INSTRUCTIONS TO FOLLOW
Go through the records below and tally the lines that include "label". Answer with the number only.

DATASET EXCERPTS

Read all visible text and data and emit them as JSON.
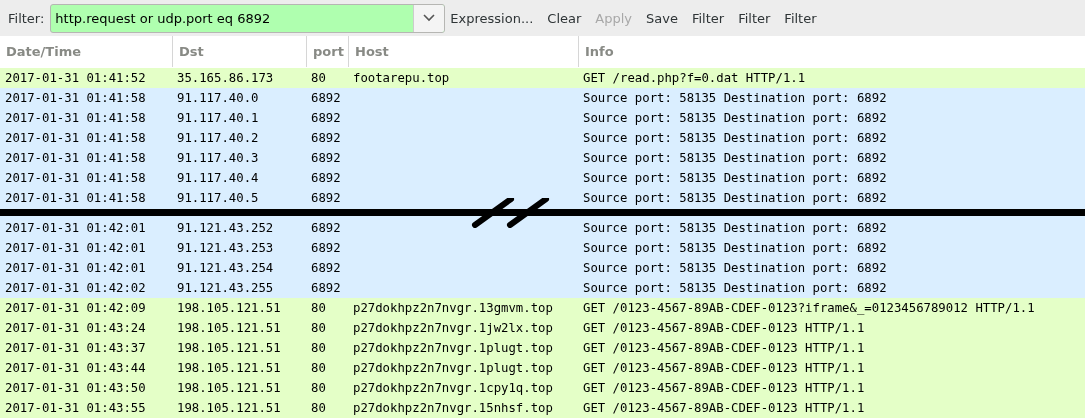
{
  "toolbar": {
    "label": "Filter:",
    "filter": {
      "value": "http.request or udp.port eq 6892",
      "valid": true
    },
    "buttons": [
      {
        "label": "Expression...",
        "disabled": false
      },
      {
        "label": "Clear",
        "disabled": false
      },
      {
        "label": "Apply",
        "disabled": true
      },
      {
        "label": "Save",
        "disabled": false
      },
      {
        "label": "Filter",
        "disabled": false
      },
      {
        "label": "Filter",
        "disabled": false
      },
      {
        "label": "Filter",
        "disabled": false
      }
    ]
  },
  "table": {
    "columns": [
      "Date/Time",
      "Dst",
      "port",
      "Host",
      "Info"
    ],
    "rows": [
      {
        "kind": "http",
        "cells": [
          "2017-01-31 01:41:52",
          "35.165.86.173",
          "80",
          "footarepu.top",
          "GET /read.php?f=0.dat HTTP/1.1"
        ]
      },
      {
        "kind": "udp",
        "cells": [
          "2017-01-31 01:41:58",
          "91.117.40.0",
          "6892",
          "",
          "Source port: 58135  Destination port: 6892"
        ]
      },
      {
        "kind": "udp",
        "cells": [
          "2017-01-31 01:41:58",
          "91.117.40.1",
          "6892",
          "",
          "Source port: 58135  Destination port: 6892"
        ]
      },
      {
        "kind": "udp",
        "cells": [
          "2017-01-31 01:41:58",
          "91.117.40.2",
          "6892",
          "",
          "Source port: 58135  Destination port: 6892"
        ]
      },
      {
        "kind": "udp",
        "cells": [
          "2017-01-31 01:41:58",
          "91.117.40.3",
          "6892",
          "",
          "Source port: 58135  Destination port: 6892"
        ]
      },
      {
        "kind": "udp",
        "cells": [
          "2017-01-31 01:41:58",
          "91.117.40.4",
          "6892",
          "",
          "Source port: 58135  Destination port: 6892"
        ]
      },
      {
        "kind": "udp",
        "cells": [
          "2017-01-31 01:41:58",
          "91.117.40.5",
          "6892",
          "",
          "Source port: 58135  Destination port: 6892"
        ]
      },
      {
        "kind": "break"
      },
      {
        "kind": "udp",
        "cells": [
          "2017-01-31 01:42:01",
          "91.121.43.252",
          "6892",
          "",
          "Source port: 58135  Destination port: 6892"
        ]
      },
      {
        "kind": "udp",
        "cells": [
          "2017-01-31 01:42:01",
          "91.121.43.253",
          "6892",
          "",
          "Source port: 58135  Destination port: 6892"
        ]
      },
      {
        "kind": "udp",
        "cells": [
          "2017-01-31 01:42:01",
          "91.121.43.254",
          "6892",
          "",
          "Source port: 58135  Destination port: 6892"
        ]
      },
      {
        "kind": "udp",
        "cells": [
          "2017-01-31 01:42:02",
          "91.121.43.255",
          "6892",
          "",
          "Source port: 58135  Destination port: 6892"
        ]
      },
      {
        "kind": "http",
        "cells": [
          "2017-01-31 01:42:09",
          "198.105.121.51",
          "80",
          "p27dokhpz2n7nvgr.13gmvm.top",
          "GET /0123-4567-89AB-CDEF-0123?iframe&_=0123456789012 HTTP/1.1"
        ]
      },
      {
        "kind": "http",
        "cells": [
          "2017-01-31 01:43:24",
          "198.105.121.51",
          "80",
          "p27dokhpz2n7nvgr.1jw2lx.top",
          "GET /0123-4567-89AB-CDEF-0123 HTTP/1.1"
        ]
      },
      {
        "kind": "http",
        "cells": [
          "2017-01-31 01:43:37",
          "198.105.121.51",
          "80",
          "p27dokhpz2n7nvgr.1plugt.top",
          "GET /0123-4567-89AB-CDEF-0123 HTTP/1.1"
        ]
      },
      {
        "kind": "http",
        "cells": [
          "2017-01-31 01:43:44",
          "198.105.121.51",
          "80",
          "p27dokhpz2n7nvgr.1plugt.top",
          "GET /0123-4567-89AB-CDEF-0123 HTTP/1.1"
        ]
      },
      {
        "kind": "http",
        "cells": [
          "2017-01-31 01:43:50",
          "198.105.121.51",
          "80",
          "p27dokhpz2n7nvgr.1cpy1q.top",
          "GET /0123-4567-89AB-CDEF-0123 HTTP/1.1"
        ]
      },
      {
        "kind": "http",
        "cells": [
          "2017-01-31 01:43:55",
          "198.105.121.51",
          "80",
          "p27dokhpz2n7nvgr.15nhsf.top",
          "GET /0123-4567-89AB-CDEF-0123 HTTP/1.1"
        ]
      }
    ]
  }
}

TASK ANSWER
8